◆ **How to complete this task**:
Once every line in the data below has been checked for "subject", give the number of lines that hold it, and only that.

*** Extracted material Section Begins ***

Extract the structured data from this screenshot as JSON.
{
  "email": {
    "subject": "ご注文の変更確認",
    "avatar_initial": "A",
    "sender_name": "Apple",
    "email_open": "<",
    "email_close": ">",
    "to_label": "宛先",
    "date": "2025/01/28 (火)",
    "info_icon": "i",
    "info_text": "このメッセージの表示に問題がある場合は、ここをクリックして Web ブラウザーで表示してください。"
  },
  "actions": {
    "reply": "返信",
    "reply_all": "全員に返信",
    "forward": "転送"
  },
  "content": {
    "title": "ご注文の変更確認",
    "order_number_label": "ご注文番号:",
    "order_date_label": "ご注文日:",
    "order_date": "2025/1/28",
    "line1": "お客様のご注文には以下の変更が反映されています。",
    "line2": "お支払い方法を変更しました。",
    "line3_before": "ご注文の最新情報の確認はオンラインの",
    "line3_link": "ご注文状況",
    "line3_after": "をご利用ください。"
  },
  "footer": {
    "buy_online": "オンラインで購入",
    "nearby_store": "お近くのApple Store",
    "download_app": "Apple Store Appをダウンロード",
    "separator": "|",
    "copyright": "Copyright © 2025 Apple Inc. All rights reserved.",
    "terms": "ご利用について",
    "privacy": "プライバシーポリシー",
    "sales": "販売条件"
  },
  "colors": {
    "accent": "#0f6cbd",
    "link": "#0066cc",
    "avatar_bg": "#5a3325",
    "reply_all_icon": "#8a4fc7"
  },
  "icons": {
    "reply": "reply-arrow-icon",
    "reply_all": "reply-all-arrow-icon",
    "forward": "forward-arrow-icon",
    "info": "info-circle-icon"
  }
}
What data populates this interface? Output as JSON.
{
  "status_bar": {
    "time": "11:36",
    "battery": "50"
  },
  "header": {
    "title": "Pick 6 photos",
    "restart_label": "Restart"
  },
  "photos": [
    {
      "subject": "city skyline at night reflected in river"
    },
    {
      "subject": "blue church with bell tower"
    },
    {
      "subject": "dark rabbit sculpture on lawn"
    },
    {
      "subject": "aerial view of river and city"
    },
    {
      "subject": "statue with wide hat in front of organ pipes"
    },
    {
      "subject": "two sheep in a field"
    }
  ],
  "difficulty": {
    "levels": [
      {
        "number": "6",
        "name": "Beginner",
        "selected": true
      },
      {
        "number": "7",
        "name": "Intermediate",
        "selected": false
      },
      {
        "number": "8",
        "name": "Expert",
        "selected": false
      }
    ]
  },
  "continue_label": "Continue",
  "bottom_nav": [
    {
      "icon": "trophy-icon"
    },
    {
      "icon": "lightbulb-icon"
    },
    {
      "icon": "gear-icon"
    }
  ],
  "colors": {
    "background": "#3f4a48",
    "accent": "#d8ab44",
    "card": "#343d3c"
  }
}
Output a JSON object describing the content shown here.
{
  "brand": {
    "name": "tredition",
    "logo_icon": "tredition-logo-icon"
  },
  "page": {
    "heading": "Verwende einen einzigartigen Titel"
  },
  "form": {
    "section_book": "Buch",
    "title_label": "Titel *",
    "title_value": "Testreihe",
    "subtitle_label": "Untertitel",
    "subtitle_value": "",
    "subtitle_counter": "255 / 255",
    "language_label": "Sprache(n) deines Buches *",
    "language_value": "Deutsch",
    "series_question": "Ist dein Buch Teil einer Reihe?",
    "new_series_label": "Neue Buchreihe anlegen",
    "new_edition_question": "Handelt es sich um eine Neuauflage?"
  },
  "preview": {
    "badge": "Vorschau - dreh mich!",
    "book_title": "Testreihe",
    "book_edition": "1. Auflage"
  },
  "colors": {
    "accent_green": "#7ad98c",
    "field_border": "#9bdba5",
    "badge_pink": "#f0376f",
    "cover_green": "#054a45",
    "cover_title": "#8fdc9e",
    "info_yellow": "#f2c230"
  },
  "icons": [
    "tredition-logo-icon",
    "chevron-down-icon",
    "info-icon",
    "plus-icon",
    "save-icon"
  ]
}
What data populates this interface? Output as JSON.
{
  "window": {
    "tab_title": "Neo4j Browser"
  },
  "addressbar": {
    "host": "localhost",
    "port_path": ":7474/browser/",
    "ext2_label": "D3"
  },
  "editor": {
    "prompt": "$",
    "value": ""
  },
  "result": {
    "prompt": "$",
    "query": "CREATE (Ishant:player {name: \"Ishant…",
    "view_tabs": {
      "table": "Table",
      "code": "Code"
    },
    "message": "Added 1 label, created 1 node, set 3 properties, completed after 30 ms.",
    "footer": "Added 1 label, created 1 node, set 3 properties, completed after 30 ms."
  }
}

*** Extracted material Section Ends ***

◆ **Written response**:
7